Everyone seems to agree (though there are conflicting theories on why) that attaining a college education is crucial for landing the job you want. More and more students are enrolling at 4-year universities, and the racial and ethnic makeup of college graduates is getting decidedly more diverse. In 2012, a record one third of 25-29 year olds in the United States have completed a bachelor’s degree. Between 2009 and 2019, enrollment in postsecondary institutions is expected to increase by 15%, despite the rising cost of tuition. This means that more students will be in more debt upon graduation.
It’s hard to lay the blame in one direction. Tighter state budgets which resulted in higher tuitions (which could be raised with little to no repercussions), the gradual shift from responsibility of payment from government to families as federal programs were slashed and cut — are all contributing factors. Though President Obama stressed the need for affordability in education in his January 2012 State of Union address, he has done little to push the cause. In fact, ten months later, he cut access to Pell Grants by 33%.
In 2012, the Student Loan Forgiveness Act (H.R. 4170) offered a solution — a 10 for 10 deal, 10 years of timely payments of 10% of one's discretionary income, and then the remainder of your loans would be forgiven. The bill died.
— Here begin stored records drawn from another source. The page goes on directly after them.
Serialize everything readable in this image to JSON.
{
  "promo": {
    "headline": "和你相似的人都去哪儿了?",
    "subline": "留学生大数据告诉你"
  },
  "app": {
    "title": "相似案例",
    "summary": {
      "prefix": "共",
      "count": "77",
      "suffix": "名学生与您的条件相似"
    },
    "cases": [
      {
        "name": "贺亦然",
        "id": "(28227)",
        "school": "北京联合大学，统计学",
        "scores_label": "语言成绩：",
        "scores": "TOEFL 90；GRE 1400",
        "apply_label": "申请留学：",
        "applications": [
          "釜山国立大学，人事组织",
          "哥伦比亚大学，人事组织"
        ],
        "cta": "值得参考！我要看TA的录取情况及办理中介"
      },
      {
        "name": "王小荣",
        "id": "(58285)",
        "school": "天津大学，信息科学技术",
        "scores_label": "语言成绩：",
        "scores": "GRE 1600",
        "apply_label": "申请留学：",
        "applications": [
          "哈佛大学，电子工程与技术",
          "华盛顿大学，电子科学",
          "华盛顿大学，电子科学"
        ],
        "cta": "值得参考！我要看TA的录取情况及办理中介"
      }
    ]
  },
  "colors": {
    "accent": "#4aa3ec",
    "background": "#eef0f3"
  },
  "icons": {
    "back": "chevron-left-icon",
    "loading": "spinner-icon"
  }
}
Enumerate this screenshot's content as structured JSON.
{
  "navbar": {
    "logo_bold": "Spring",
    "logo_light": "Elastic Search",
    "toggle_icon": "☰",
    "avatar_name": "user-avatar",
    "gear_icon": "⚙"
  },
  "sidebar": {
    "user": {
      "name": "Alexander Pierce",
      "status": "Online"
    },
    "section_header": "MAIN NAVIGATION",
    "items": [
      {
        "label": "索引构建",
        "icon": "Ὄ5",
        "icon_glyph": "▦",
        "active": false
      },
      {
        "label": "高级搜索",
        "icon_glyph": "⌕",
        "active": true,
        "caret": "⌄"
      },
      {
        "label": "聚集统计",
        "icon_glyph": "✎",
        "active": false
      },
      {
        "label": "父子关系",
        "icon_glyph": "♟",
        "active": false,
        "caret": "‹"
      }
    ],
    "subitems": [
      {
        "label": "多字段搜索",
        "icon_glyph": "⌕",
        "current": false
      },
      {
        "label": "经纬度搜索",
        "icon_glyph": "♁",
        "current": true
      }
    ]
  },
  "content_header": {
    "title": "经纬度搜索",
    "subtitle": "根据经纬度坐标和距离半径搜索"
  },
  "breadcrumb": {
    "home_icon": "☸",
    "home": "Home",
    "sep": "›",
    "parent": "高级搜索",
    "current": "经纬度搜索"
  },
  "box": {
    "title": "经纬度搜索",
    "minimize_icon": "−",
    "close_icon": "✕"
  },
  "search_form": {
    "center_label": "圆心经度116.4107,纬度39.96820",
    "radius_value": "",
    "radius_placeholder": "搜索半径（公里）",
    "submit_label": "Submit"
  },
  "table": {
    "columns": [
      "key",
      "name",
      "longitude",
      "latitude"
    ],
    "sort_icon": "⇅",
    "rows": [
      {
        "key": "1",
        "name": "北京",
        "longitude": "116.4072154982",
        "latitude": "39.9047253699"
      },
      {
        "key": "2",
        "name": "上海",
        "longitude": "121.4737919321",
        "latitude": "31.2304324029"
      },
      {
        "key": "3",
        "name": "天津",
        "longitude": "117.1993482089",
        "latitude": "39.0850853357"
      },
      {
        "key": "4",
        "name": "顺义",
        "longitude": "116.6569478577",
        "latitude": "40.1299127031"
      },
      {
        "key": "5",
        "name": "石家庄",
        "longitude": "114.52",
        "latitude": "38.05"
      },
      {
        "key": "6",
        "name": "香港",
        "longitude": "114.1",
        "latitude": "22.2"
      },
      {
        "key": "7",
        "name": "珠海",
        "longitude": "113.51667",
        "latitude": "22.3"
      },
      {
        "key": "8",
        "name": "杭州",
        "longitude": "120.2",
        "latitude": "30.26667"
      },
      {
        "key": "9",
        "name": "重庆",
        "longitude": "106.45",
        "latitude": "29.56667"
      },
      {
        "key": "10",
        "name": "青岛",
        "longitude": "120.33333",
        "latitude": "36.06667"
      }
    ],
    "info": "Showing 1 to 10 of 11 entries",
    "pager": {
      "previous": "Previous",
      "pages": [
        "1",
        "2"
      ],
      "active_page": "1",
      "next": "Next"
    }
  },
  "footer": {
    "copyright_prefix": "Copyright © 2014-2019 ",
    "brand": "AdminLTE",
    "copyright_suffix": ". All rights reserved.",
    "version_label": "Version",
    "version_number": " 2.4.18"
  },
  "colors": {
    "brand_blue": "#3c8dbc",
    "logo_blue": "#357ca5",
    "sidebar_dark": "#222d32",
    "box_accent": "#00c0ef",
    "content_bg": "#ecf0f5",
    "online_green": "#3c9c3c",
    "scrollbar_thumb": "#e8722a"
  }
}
Fortunately, lawmakers haven't quit trying. Five days ago, Representative Karen Bass reintroduced the 10 for 10 plan in H.R. 1330, The Student Loan Fairness Act. The bill also includes caps on federal interest rates and refinancing for private borrowers.
Unfortunately, the bill was referred to committee, which means it has very little chance of being passed. Sadly, it seems that the Obama administration is just not prioritizing education.